“After 10 years of reporting annually on the operation of the GIPA Act, we possess data to examine how the Act has delivered on its vision. The data provides compelling insights that must guide our future commitment to opening this public asset.

“The legislators’ ambition to give ‘New South Wales the nation’s best freedom of information laws’ will only be fully realised if accompanied by a profound cultural shift to openness.

“There has never been a more important time to consider the right of citizens to access government information and to reflect our prevailing environment in which real-time data and swift decision-making is both required and expected of governments.”

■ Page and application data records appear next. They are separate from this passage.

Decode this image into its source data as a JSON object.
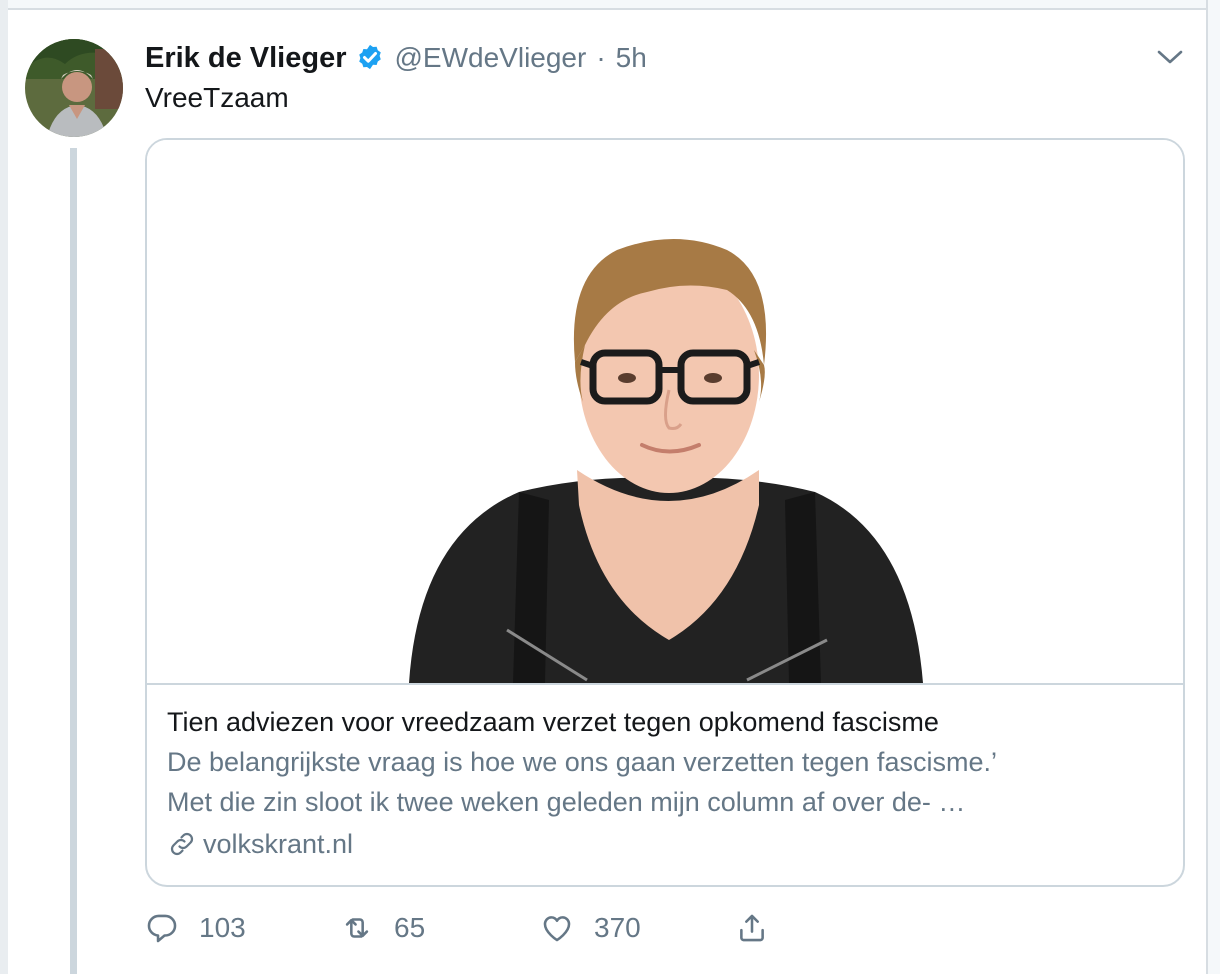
{
  "tweet": {
    "author_name": "Erik de Vlieger",
    "verified": true,
    "handle": "@EWdeVlieger",
    "separator": "·",
    "time": "5h",
    "text": "VreeTzaam"
  },
  "card": {
    "title": "Tien adviezen voor vreedzaam verzet tegen opkomend fascisme",
    "description_lines": [
      "De belangrijkste vraag is hoe we ons gaan verzetten tegen fascisme.’",
      "Met die zin sloot ik twee weken geleden mijn column af over de- …"
    ],
    "domain": "volkskrant.nl"
  },
  "actions": {
    "reply_count": "103",
    "retweet_count": "65",
    "like_count": "370"
  },
  "colors": {
    "text_primary": "#14171a",
    "text_secondary": "#657786",
    "verified_blue": "#1da1f2",
    "border": "#ccd6dd"
  },
  "icons": [
    "verified-badge-icon",
    "chevron-down-icon",
    "link-icon",
    "reply-icon",
    "retweet-icon",
    "like-icon",
    "share-icon"
  ]
}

The Information and Privacy Commission NSW (IPC) has developed an animation to help explain the different ways people can access government held information. The animation, ‘Ways to access government held information in NSW’ outlines the four pathways citizens can take to seek access to information held by NSW public sector agencies.

“Citizens need to respond to government and their access to information empowers them to do so. Agencies have a duty to preserve citizens’ right to access information and addressing any potential obstacles to the release of information will ensure that the right to access information is preserved from the outset,” said Commissioner Tydd.

New resources

“This Right to Know Week, we’re encouraging agencies to use these resources and work towards implementing an open by design approach when dealing with information,” said Commissioner Tydd.

The IPC has published the following guidance for agencies to promote and uphold citizens’ rights to access government held information in NSW, and resources for citizens to better understand their rights under the GIPA Act:

  • joint animation with other Australian information access jurisdictions on the right to access government information
  • guideline on the obligations of Ministers and Ministerial Officers under the GIPA Act
  • fact sheet on accessing a deceased person’s information under the GIPA Act
  • fact sheet on public officials and personal information under the GIPA Act
  • checklist on open access information under the GIPA Act and GIPA Regulation and agency requirements
  • Processing Charges GIPA Compliance Report, updated Notice of Decision Template and new Request for Advance Deposit Template for agencies.

More information about Right to Know Week NSW 2021 including links to these resources and access to the launch event can be found on the Right to Know Week NSW 2021 webpage:


The 11-page report on the review of the decade of the GIPA Act can be found here.

Watch the IPC animation: ‘Ways to access government held information in NSW’.

For further information, please contact:

The Manager, Communications and Corporate Affairs on 0435 961 691 or email

About the Information and Privacy Commission:

The Information and Privacy Commission NSW (IPC) is an independent statutory authority that administers New South Wales’ legislation dealing with privacy and access to government information. The IPC supports the Information Commissioner and the Privacy Commissioner in fulfilling their legislative responsibilities and functions and to ensure individuals and agencies can access consistent information, guidance and coordinated training about information access and privacy matters.

About the NSW Information Commissioner 

The NSW Information Commissioner’s statutory role includes promoting public awareness and understanding of the Government Information (Public Access) Act 2009 (GIPA Act); providing information, advice, assistance and training to agencies and the public; dealing with complaints about agencies; investigating agencies’ systems, policies and practices; and reporting on compliance with the GIPA Act.

The Government Information (Information Commissioner) Act 2009 (GIIC Act) establishes the procedures for appointing the Information Commissioner and sets out the Commissioner's powers and functions. It outlines the method for people to complain about the conduct of agencies when undertaking their duties under the GIPA Act, and the way in which the Information Commissioner may deal with the complaint. The GIIC Act also enables the Information Commissioner to investigate and report on how agencies carry out their functions under the GIPA Act.

For further information about the IPC visit our website at

Download a copy of the media release here.